INPUT MATERIAL Block Start

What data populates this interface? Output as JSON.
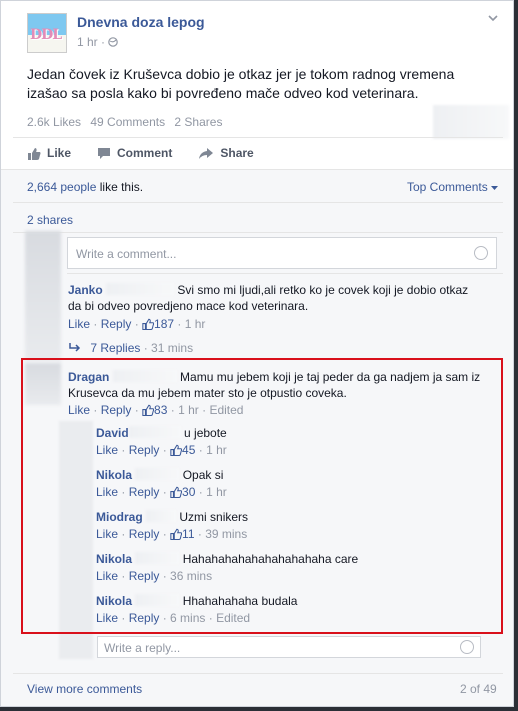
{
  "post": {
    "page_name": "Dnevna doza lepog",
    "logo_text": "DDL",
    "time": "1 hr ·",
    "text": "Jedan čovek iz Kruševca dobio je otkaz jer je tokom radnog vremena izašao sa posla kako bi povređeno mače odveo kod veterinara.",
    "likes": "2.6k Likes",
    "comments": "49 Comments",
    "shares": "2 Shares"
  },
  "actions": {
    "like": "Like",
    "comment": "Comment",
    "share": "Share"
  },
  "summary": {
    "people_count": "2,664 people",
    "like_this": " like this.",
    "top_comments": "Top Comments",
    "two_shares": "2 shares"
  },
  "write_comment_placeholder": "Write a comment...",
  "comments": [
    {
      "author": "Janko",
      "text_line1": "Svi smo mi ljudi,ali retko ko je covek koji je dobio otkaz",
      "text_line2": "da bi odveo povredjeno mace kod veterinara.",
      "like": "Like",
      "reply": "Reply",
      "likes": "187",
      "time": "1 hr",
      "replies": "7 Replies",
      "replies_time": "· 31 mins"
    },
    {
      "author": "Dragan",
      "text_line1": "Mamu mu jebem koji je taj peder da ga nadjem ja sam iz",
      "text_line2": "Krusevca da mu jebem mater sto je otpustio coveka.",
      "like": "Like",
      "reply": "Reply",
      "likes": "83",
      "time": "1 hr",
      "edited": "Edited"
    }
  ],
  "replies": [
    {
      "author": "David",
      "text": "u jebote",
      "like": "Like",
      "reply": "Reply",
      "likes": "45",
      "time": "1 hr"
    },
    {
      "author": "Nikola",
      "text": "Opak si",
      "like": "Like",
      "reply": "Reply",
      "likes": "30",
      "time": "1 hr"
    },
    {
      "author": "Miodrag",
      "text": "Uzmi snikers",
      "like": "Like",
      "reply": "Reply",
      "likes": "11",
      "time": "39 mins"
    },
    {
      "author": "Nikola",
      "text": "Hahahahahahahahahahaha care",
      "like": "Like",
      "reply": "Reply",
      "time": "36 mins"
    },
    {
      "author": "Nikola",
      "text": "Hhahahahaha budala",
      "like": "Like",
      "reply": "Reply",
      "time": "6 mins",
      "edited": "Edited"
    }
  ],
  "write_reply_placeholder": "Write a reply...",
  "footer": {
    "view_more": "View more comments",
    "pagination": "2 of 49"
  },
  "colors": {
    "link": "#3b5998",
    "highlight_border": "#d9101b",
    "meta": "#9197a3"
  }
}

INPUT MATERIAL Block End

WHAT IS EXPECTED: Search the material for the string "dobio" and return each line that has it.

RESPONSE:
    "text": "Jedan čovek iz Kruševca dobio je otkaz jer je tokom radnog vremena izašao sa posla kako bi povređeno mače odveo kod veterinara.",
      "text_line1": "Svi smo mi ljudi,ali retko ko je covek koji je dobio otkaz",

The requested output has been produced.